Bless Me, Ultima
They say past is prologue, and when it comes to Bless Me, Ultima, they're not wrong (whoever they are). Antonio's future is at first defined by the pasts of his parents, but as he comes of age throughout the novel, he learns to forge ahead with what he's learned to create a new future that's colored by the past, but not defined by it. In that sense, the novel shows us that while we should cherish and value what's come before, we should never be afraid to make it new.
Questions About Memory and the Past
- In the novel, how does the past affect one's present and future? What about in Antonio's case, specifically?
- How does Antonio embody the different cultures of his heritage?
- Antonio's father longs for the days he spent on the llano. Is it possible for him to view the past without romanticizing it?
- Why does Anaya include the backstory of The People and the golden carp?
Chew on This
From Ultima, his father, and mother, Antonio learns that he will always be tied to his past. But it's the whole not-letting-the-past-dominate-his-every-decision thing that allows him to grow into a man and start to forge his own future.
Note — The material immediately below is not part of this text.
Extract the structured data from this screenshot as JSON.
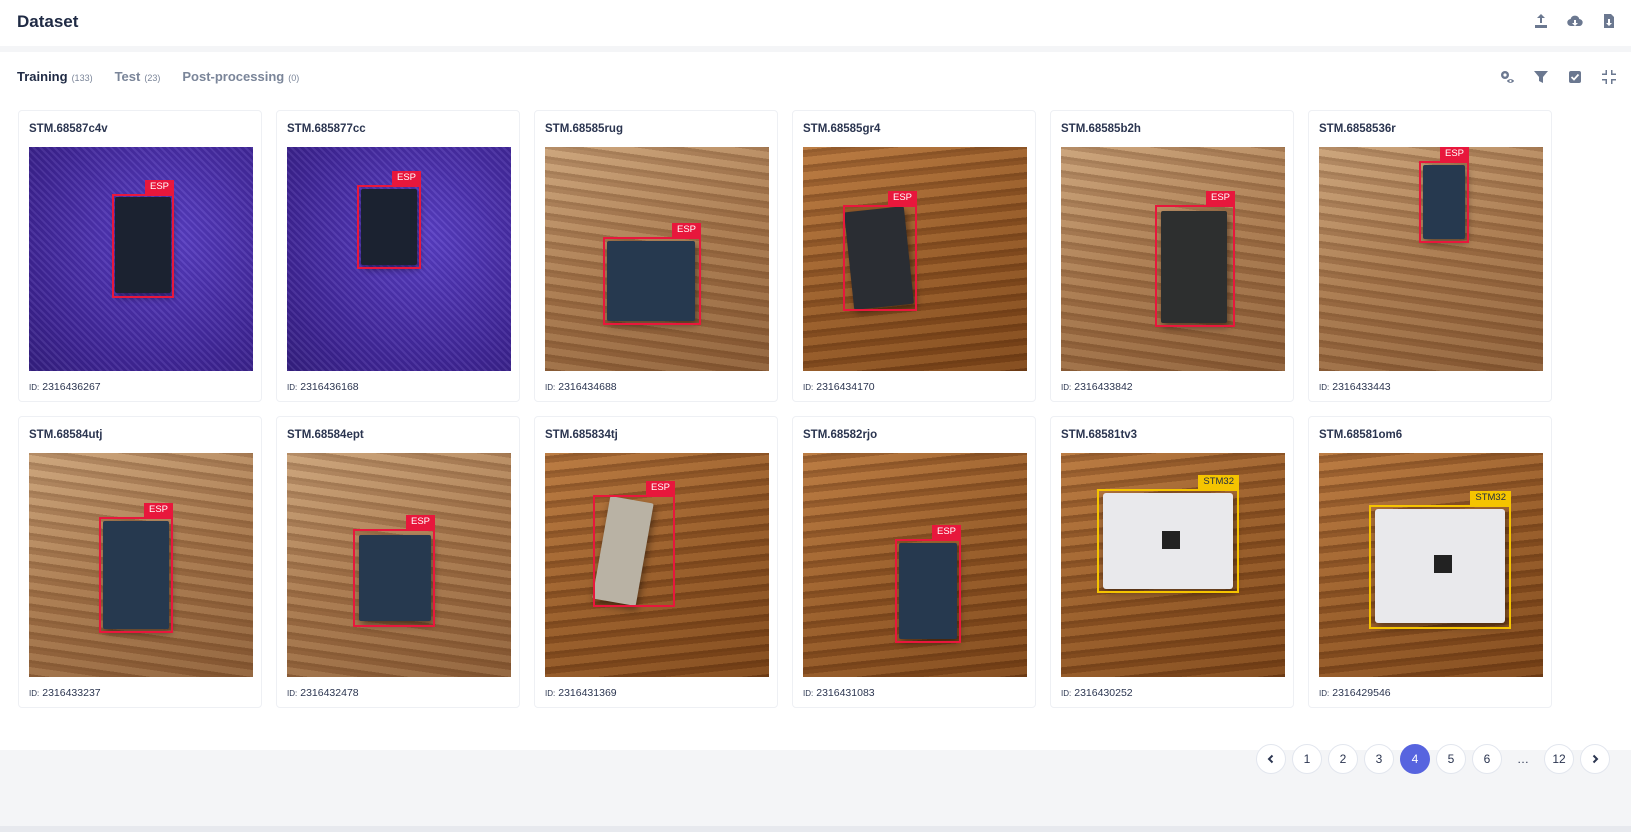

At times, Anaya uses the past to serve as social commentary. It isn't an accident that the subjects of railroads and barbed wire come up more than once. The past event of closing the West is seen as a fracturing and near destruction of past cultures.